> **Task**
Each line of the data below goes into the copy exactly; pictures do not.

> **Data provided**

----------------------------------------

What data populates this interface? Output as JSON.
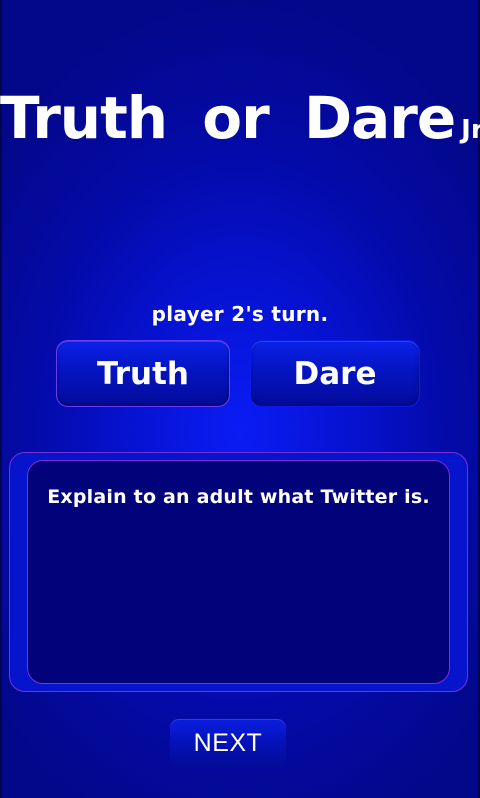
{
  "app": {
    "title_main": "Truth or Dare",
    "title_suffix": "Jr."
  },
  "game": {
    "turn_label": "player 2's turn.",
    "truth_button": "Truth",
    "dare_button": "Dare",
    "prompt_text": "Explain to an adult what Twitter is.",
    "next_button": "NEXT"
  },
  "colors": {
    "background": "#0612d0",
    "card_inner": "#02037a",
    "border_accent": "#7a2fd8",
    "text": "#ffffff"
  }
}
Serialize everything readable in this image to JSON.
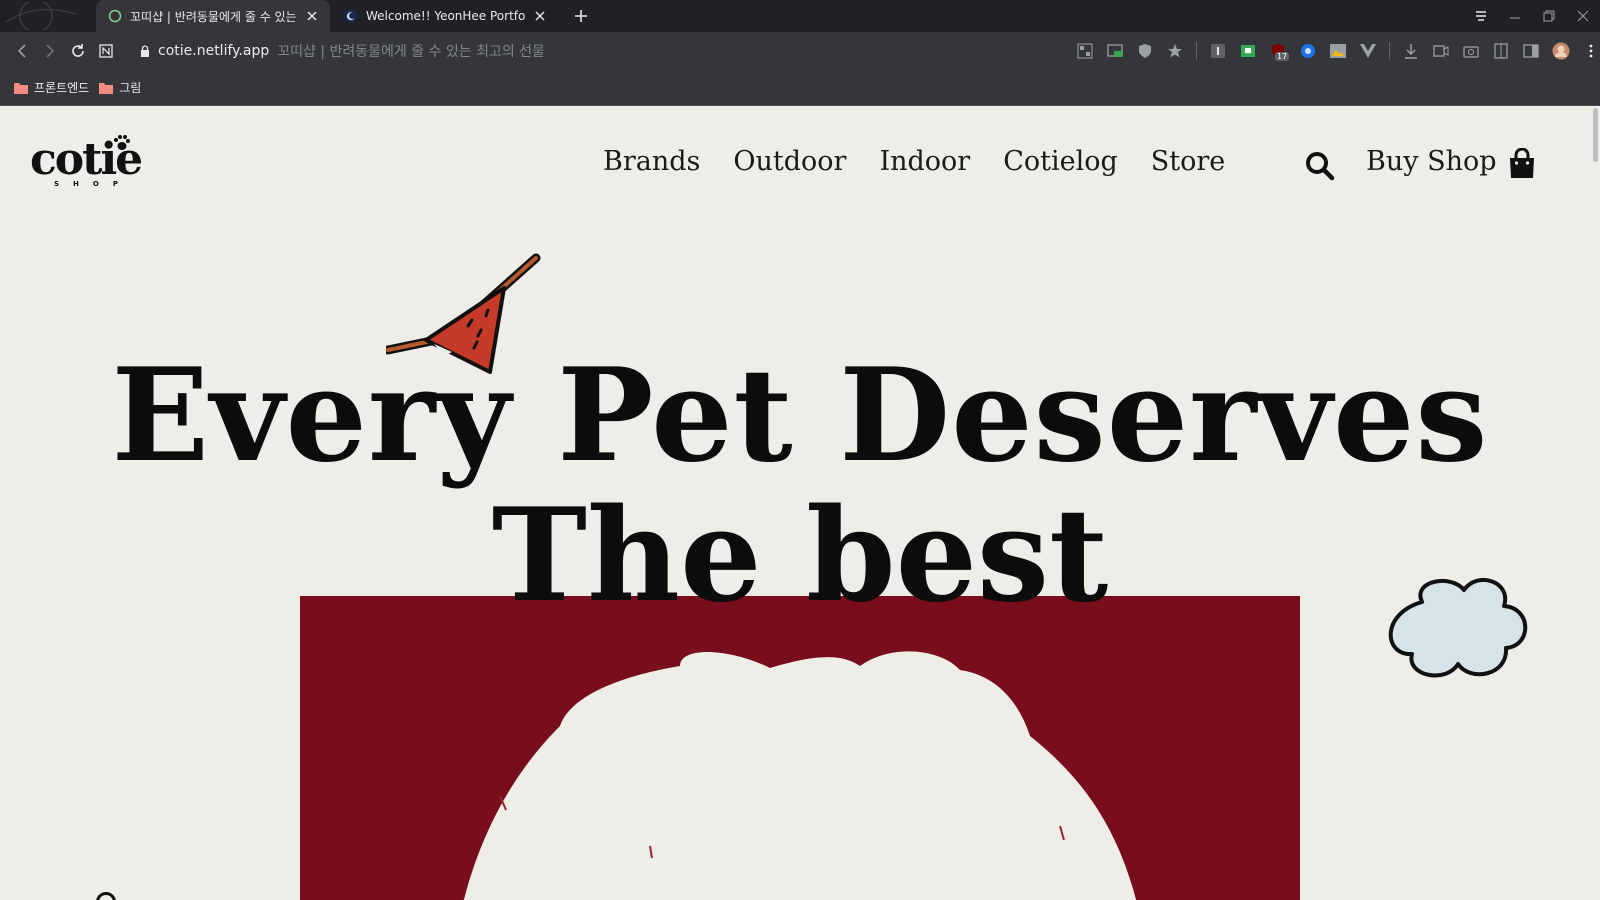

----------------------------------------

> **Answer space**
What data populates this interface? Output as JSON.
{
  "app": {
    "title_main": "Truth or Dare",
    "title_suffix": "Jr."
  },
  "game": {
    "turn_label": "player 2's turn.",
    "truth_button": "Truth",
    "dare_button": "Dare",
    "prompt_text": "Explain to an adult what Twitter is.",
    "next_button": "NEXT"
  },
  "colors": {
    "background": "#0612d0",
    "card_inner": "#02037a",
    "border_accent": "#7a2fd8",
    "text": "#ffffff"
  }
}
Serialize everything readable in this image to JSON.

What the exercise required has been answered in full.